— WHAT IS EXPECTED —
If a line in the data below includes the string "service", please return a copy of it.

— SUPPLIED DATA —

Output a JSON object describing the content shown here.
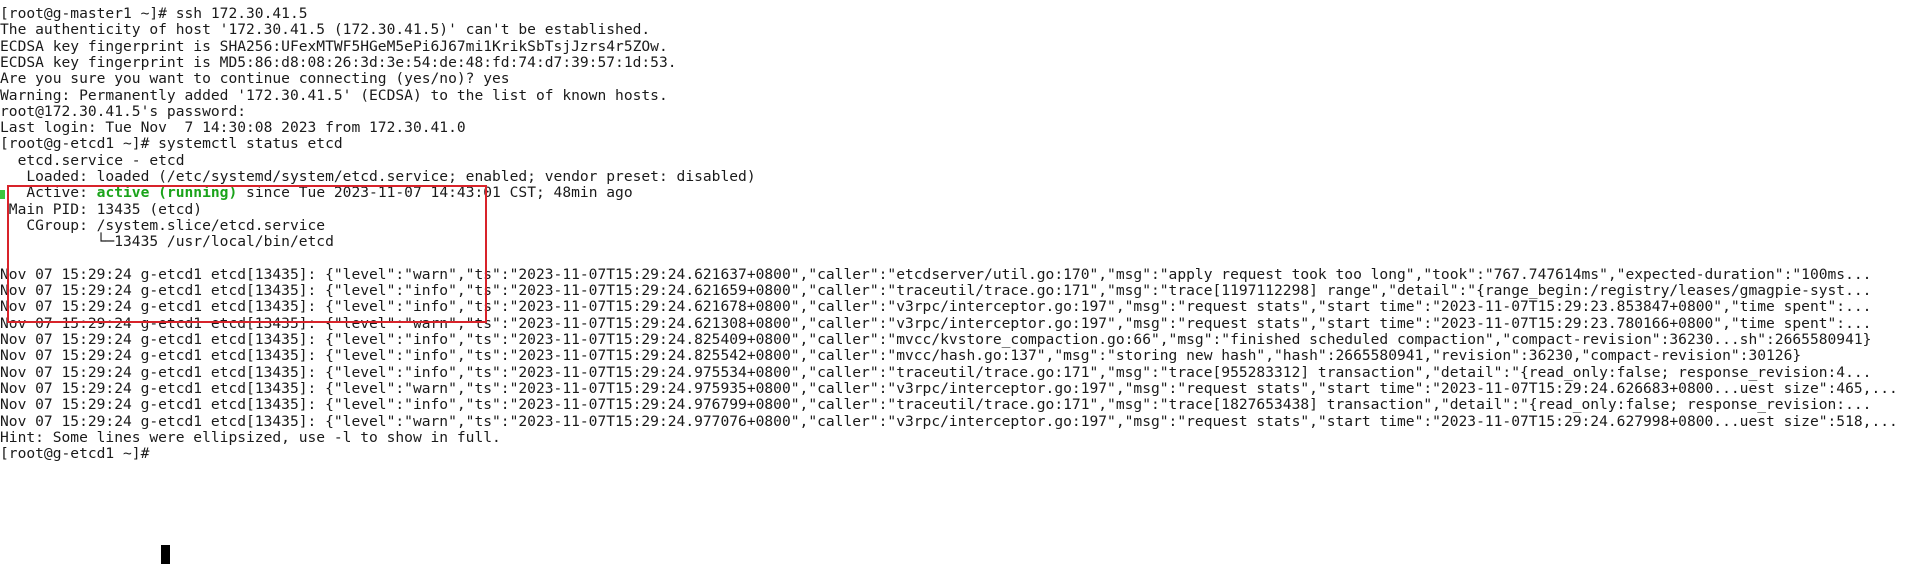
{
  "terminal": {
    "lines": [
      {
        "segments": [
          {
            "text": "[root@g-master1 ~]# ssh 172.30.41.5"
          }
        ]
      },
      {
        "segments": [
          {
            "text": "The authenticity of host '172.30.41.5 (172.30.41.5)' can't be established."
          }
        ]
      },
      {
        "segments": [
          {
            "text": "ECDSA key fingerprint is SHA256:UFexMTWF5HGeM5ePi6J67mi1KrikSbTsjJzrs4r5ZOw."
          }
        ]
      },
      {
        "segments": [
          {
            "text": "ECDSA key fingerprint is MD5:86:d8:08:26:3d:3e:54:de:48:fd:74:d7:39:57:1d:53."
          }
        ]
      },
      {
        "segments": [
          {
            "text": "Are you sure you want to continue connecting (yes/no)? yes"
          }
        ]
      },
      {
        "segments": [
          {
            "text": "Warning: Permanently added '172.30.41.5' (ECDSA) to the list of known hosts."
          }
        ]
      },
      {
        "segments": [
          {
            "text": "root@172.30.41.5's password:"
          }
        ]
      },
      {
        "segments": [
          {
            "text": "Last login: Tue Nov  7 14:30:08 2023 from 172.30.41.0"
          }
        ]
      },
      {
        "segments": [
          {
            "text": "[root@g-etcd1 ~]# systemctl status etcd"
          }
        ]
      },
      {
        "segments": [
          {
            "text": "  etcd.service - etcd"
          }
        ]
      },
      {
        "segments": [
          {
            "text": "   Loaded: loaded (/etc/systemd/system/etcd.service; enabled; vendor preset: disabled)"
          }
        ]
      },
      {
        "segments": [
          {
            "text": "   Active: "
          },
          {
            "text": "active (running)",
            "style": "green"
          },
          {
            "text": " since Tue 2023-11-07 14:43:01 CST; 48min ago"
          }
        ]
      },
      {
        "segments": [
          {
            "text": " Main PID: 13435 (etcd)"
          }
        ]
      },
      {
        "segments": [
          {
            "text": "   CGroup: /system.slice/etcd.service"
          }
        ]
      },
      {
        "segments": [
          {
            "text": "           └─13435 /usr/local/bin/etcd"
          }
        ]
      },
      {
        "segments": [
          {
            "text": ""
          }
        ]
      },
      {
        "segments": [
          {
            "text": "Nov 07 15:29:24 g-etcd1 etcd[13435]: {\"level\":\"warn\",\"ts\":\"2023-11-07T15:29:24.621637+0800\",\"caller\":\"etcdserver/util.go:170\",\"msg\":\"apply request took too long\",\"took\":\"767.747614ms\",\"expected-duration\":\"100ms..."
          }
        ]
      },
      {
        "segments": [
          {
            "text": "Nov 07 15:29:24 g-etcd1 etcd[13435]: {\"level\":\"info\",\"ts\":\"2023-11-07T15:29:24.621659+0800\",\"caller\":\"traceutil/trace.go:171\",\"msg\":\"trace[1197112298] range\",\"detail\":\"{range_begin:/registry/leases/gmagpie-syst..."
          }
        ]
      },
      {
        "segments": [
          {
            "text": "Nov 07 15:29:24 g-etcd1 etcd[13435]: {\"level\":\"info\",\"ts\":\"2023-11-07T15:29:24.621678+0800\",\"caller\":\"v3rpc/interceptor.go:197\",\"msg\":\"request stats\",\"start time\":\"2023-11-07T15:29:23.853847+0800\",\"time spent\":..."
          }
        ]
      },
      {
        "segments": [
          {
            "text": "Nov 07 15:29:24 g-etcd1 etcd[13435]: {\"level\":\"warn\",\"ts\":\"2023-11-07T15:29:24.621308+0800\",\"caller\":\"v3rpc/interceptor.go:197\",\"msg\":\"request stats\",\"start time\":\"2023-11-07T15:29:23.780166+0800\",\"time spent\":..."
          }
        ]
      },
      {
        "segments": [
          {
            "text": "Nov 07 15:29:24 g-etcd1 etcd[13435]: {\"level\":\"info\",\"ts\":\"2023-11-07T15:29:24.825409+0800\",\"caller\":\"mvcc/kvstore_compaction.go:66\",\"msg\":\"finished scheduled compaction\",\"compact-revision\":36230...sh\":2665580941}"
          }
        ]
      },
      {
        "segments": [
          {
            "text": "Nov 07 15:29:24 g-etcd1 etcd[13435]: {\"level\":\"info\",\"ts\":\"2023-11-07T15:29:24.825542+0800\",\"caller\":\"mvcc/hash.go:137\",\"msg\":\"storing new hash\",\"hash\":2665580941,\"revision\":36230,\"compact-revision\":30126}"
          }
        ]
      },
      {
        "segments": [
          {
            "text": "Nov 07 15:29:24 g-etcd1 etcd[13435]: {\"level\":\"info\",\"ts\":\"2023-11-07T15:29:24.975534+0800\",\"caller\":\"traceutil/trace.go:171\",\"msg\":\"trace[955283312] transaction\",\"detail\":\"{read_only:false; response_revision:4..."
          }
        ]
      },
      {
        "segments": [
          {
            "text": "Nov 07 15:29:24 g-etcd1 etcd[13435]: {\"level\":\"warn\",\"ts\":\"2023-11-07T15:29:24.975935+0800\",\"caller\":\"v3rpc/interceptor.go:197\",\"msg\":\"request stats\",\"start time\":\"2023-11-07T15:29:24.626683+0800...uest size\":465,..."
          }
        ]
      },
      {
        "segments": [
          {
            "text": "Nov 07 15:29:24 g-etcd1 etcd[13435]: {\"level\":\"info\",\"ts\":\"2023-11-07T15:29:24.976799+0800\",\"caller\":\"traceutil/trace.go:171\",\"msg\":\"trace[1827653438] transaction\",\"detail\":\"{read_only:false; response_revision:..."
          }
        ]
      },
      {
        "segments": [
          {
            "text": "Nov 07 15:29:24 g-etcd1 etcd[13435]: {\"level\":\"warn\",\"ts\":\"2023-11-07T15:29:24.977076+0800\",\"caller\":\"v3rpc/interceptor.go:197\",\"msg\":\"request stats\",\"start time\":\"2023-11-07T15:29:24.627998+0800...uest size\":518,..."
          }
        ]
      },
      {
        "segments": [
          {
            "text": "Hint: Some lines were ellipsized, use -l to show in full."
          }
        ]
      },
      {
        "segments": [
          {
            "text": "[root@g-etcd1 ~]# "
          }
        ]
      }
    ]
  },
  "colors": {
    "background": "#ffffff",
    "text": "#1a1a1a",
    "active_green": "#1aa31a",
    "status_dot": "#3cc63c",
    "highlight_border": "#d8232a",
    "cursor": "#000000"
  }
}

— EXERCISE ANSWER —
            "text": "  etcd.service - etcd"
            "text": "   Loaded: loaded (/etc/systemd/system/etcd.service; enabled; vendor preset: disabled)"
            "text": "   CGroup: /system.slice/etcd.service"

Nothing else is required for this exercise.